_RECORDS FOR THIS EXERCISE_:
————

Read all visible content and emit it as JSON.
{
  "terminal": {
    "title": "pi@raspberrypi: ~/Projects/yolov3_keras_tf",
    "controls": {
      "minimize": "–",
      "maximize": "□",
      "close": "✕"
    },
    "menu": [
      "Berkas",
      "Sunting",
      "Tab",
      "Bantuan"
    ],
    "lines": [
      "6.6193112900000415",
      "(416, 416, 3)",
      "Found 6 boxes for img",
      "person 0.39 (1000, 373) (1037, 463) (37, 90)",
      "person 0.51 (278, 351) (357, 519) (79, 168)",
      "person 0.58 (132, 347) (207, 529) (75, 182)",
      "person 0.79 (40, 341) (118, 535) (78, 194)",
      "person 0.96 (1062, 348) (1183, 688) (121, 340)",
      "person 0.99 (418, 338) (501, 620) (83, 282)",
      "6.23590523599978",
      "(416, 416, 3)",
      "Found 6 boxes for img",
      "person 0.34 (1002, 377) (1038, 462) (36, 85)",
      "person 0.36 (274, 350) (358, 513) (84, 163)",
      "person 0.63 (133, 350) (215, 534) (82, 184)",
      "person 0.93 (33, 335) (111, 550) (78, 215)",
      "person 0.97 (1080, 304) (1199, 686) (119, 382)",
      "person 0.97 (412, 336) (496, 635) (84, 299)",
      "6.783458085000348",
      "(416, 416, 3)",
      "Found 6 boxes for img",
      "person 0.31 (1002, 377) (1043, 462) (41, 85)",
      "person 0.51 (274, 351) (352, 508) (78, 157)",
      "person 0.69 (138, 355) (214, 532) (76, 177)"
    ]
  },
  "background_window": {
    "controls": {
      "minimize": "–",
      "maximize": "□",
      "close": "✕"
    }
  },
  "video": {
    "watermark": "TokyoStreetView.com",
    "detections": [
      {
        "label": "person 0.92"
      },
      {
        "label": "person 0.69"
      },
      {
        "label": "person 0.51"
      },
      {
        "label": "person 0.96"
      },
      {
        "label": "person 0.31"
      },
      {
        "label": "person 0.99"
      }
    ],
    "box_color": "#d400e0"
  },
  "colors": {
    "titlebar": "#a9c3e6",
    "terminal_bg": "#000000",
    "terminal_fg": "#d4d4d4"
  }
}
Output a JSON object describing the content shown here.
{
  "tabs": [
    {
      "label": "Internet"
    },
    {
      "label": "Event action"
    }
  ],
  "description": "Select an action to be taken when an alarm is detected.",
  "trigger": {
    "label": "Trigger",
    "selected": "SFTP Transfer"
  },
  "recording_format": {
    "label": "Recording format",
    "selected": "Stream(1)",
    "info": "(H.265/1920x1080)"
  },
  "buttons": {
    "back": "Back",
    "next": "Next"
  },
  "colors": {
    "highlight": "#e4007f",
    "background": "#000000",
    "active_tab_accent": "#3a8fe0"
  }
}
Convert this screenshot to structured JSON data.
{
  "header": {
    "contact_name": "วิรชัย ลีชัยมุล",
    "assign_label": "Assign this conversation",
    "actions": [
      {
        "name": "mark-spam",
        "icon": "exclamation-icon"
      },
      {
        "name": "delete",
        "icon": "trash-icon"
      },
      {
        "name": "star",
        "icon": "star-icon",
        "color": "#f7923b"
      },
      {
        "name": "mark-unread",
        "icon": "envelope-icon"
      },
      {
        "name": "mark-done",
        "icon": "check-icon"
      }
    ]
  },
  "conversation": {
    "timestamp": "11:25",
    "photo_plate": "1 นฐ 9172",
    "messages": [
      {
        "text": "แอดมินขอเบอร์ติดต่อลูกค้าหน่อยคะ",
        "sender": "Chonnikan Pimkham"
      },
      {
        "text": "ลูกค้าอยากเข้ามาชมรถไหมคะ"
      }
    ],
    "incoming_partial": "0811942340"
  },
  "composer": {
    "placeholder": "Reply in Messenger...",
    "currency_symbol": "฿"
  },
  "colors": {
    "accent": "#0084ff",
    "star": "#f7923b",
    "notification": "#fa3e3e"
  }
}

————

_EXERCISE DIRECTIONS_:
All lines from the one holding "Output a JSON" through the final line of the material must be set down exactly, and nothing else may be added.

_ANSWER_:
Output a JSON object describing the content shown here.
{
  "tabs": [
    {
      "label": "Internet"
    },
    {
      "label": "Event action"
    }
  ],
  "description": "Select an action to be taken when an alarm is detected.",
  "trigger": {
    "label": "Trigger",
    "selected": "SFTP Transfer"
  },
  "recording_format": {
    "label": "Recording format",
    "selected": "Stream(1)",
    "info": "(H.265/1920x1080)"
  },
  "buttons": {
    "back": "Back",
    "next": "Next"
  },
  "colors": {
    "highlight": "#e4007f",
    "background": "#000000",
    "active_tab_accent": "#3a8fe0"
  }
}
Convert this screenshot to structured JSON data.
{
  "header": {
    "contact_name": "วิรชัย ลีชัยมุล",
    "assign_label": "Assign this conversation",
    "actions": [
      {
        "name": "mark-spam",
        "icon": "exclamation-icon"
      },
      {
        "name": "delete",
        "icon": "trash-icon"
      },
      {
        "name": "star",
        "icon": "star-icon",
        "color": "#f7923b"
      },
      {
        "name": "mark-unread",
        "icon": "envelope-icon"
      },
      {
        "name": "mark-done",
        "icon": "check-icon"
      }
    ]
  },
  "conversation": {
    "timestamp": "11:25",
    "photo_plate": "1 นฐ 9172",
    "messages": [
      {
        "text": "แอดมินขอเบอร์ติดต่อลูกค้าหน่อยคะ",
        "sender": "Chonnikan Pimkham"
      },
      {
        "text": "ลูกค้าอยากเข้ามาชมรถไหมคะ"
      }
    ],
    "incoming_partial": "0811942340"
  },
  "composer": {
    "placeholder": "Reply in Messenger...",
    "currency_symbol": "฿"
  },
  "colors": {
    "accent": "#0084ff",
    "star": "#f7923b",
    "notification": "#fa3e3e"
  }
}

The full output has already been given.